THE cash-strapped Denel has admitted the pilot training bursary for Oarabile Mahumapelo, former North West premier Supra Mahumapelo’s son, was illegal.

On Wednesday Denel told parliament’s Public Enterprises Committee that it cancelled the bursary and was reserving its right to recover the money.

Denel’s Talib Sadik said the air school was not approved by Denel’s bursary policy.

“Pilot bursaries were not advertised in terms of Denel’s bursary policy and the bursaries were not approved,” he said.

“The granting of the bursary did not follow the proper selection process.”

Denel board members and management briefed MPs on the progress on the effects of state capture in the company.

Asked by the DA’s Natasha Mazzone whether the company had money to pay employees, board chairwoman Monhla Hlahla said: “We have an excess of R200 million in our account, which is a much better position from where we were.”

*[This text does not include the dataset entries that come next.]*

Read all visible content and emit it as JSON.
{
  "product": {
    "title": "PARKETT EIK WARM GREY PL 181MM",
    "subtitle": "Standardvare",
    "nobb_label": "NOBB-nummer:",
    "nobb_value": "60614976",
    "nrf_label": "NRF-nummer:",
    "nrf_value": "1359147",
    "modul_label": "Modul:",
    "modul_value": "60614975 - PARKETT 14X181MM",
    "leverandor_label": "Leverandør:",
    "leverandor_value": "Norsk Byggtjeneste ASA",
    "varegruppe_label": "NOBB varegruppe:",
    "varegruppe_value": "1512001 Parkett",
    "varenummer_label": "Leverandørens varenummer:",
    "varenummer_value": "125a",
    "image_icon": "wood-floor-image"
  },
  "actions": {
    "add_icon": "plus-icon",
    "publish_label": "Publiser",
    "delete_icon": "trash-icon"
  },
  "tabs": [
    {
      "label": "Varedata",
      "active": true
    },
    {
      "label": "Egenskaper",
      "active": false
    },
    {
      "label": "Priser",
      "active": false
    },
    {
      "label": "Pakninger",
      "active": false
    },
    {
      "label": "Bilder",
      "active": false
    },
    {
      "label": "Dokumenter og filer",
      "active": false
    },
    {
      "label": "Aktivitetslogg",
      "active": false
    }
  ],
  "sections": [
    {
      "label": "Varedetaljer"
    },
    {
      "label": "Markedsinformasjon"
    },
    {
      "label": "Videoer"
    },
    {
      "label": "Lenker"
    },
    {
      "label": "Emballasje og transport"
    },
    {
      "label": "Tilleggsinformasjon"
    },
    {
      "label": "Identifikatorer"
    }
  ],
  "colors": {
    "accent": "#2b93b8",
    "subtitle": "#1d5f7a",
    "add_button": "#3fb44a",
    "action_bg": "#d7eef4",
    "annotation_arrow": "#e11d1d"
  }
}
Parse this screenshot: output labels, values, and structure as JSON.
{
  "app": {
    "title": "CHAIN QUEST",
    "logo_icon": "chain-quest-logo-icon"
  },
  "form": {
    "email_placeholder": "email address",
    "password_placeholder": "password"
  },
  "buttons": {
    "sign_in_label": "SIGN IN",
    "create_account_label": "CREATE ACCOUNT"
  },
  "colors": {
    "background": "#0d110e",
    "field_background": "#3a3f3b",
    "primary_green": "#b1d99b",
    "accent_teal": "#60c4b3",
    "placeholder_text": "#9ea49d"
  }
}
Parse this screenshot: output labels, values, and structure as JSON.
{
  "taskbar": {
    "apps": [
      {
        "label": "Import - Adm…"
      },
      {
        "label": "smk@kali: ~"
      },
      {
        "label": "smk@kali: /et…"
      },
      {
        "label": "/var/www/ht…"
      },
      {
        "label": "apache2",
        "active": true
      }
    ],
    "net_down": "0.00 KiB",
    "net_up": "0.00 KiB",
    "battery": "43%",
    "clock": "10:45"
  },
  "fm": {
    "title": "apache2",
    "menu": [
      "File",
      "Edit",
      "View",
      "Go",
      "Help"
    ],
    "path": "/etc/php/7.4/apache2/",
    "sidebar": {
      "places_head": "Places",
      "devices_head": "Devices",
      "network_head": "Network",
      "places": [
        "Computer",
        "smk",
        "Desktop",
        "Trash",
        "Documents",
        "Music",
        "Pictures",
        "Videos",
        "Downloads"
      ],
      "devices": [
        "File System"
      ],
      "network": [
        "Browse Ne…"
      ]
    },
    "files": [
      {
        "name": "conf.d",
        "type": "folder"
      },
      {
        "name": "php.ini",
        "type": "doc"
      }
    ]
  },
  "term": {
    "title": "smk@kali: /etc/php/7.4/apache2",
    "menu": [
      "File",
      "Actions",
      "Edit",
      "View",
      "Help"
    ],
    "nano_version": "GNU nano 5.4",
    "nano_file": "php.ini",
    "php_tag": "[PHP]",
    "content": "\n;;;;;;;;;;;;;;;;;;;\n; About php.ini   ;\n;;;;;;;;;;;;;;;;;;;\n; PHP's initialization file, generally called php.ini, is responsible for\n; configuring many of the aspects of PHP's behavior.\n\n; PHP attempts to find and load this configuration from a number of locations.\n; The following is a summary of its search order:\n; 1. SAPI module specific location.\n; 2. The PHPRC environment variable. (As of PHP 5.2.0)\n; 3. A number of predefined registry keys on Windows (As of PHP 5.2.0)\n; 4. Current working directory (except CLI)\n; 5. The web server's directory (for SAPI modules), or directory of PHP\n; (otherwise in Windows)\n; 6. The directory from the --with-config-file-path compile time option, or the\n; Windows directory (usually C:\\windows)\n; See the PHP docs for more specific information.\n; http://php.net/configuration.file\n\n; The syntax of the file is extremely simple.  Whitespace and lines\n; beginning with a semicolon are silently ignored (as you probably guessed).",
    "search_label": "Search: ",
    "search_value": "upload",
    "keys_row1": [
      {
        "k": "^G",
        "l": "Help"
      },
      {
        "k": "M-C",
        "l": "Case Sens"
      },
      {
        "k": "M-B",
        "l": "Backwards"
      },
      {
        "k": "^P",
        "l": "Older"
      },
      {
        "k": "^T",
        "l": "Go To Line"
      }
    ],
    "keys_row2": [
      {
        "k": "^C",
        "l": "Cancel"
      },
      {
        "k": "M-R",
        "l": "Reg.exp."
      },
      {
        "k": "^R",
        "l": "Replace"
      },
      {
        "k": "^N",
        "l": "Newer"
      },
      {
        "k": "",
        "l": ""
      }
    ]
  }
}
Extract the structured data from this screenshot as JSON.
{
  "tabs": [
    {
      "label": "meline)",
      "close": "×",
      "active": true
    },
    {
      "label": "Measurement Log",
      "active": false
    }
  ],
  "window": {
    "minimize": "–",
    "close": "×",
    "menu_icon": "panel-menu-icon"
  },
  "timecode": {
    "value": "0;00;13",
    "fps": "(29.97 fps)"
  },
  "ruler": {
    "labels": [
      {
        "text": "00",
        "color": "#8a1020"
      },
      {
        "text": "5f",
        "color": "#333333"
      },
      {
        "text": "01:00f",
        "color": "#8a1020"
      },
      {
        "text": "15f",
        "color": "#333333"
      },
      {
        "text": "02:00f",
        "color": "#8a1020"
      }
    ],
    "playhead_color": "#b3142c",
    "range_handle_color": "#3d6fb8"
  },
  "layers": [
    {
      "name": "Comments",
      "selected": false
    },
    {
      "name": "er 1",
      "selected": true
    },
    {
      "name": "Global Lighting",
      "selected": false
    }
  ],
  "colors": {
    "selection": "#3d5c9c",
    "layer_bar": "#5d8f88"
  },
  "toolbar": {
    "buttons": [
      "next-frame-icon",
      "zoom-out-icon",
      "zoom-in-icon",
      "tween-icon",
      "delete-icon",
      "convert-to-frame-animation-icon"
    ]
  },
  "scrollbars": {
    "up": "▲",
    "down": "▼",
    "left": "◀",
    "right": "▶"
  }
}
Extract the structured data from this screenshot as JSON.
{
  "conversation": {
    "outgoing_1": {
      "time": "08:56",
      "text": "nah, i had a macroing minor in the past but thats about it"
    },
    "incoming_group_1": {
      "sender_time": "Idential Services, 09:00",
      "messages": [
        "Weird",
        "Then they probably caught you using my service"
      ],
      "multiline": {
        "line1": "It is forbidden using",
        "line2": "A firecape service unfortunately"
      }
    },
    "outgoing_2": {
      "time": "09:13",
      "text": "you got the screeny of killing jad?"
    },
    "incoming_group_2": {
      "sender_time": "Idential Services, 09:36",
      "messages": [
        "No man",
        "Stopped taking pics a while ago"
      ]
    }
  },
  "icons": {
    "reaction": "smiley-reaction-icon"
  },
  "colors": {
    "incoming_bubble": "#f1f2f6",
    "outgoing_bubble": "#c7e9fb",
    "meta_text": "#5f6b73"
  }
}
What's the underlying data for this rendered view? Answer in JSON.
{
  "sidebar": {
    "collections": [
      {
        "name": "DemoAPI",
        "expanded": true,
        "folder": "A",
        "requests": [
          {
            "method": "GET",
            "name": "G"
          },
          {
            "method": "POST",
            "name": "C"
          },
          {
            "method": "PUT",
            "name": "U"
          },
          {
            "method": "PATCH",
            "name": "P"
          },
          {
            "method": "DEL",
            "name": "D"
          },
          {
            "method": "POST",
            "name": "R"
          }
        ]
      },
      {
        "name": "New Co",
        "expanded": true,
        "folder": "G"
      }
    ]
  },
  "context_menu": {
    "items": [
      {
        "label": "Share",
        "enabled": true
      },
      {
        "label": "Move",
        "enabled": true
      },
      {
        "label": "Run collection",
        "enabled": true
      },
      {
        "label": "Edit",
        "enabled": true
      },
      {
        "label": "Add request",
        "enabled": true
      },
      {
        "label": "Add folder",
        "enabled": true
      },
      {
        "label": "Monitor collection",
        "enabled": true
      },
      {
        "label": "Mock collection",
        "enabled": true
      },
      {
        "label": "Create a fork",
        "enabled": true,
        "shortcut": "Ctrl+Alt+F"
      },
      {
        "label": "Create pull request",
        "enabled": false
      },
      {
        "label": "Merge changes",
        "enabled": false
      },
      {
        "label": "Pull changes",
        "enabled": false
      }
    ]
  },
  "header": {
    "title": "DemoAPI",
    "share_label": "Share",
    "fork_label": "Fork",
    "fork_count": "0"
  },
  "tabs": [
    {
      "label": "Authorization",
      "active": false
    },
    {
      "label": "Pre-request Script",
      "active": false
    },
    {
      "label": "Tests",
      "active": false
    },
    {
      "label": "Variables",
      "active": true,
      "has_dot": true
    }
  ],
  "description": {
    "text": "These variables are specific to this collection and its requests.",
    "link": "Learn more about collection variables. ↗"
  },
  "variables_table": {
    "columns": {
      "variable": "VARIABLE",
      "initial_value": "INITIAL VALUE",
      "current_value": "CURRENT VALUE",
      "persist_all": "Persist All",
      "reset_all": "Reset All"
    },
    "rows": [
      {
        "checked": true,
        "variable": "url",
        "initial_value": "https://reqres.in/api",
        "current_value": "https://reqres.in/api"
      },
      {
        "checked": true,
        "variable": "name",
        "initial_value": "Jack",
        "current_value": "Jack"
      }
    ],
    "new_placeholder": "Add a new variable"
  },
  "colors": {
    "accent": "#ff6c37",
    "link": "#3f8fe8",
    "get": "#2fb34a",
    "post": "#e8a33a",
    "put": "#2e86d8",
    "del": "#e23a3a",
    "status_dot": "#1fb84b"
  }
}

Hlahla said there was no loan agreement between Denel and any country and the ballooning debt was local.

The company’s revenue had plummeted from R88,4 billion in 2016/17 to just R8 billion in 2017/18 and it expects revenue will fall to just R4,9 billion for the 2018/19 financial year.

Hlahla said government workers had a tendency of not working, but expecting pay.

“Chances are for the past four years we have been paying people for doing nothing.

“That is what we are facing as a board,” she said.

Mazzone said politicians involved in Denel’s plunder must be hunted down and dealt with.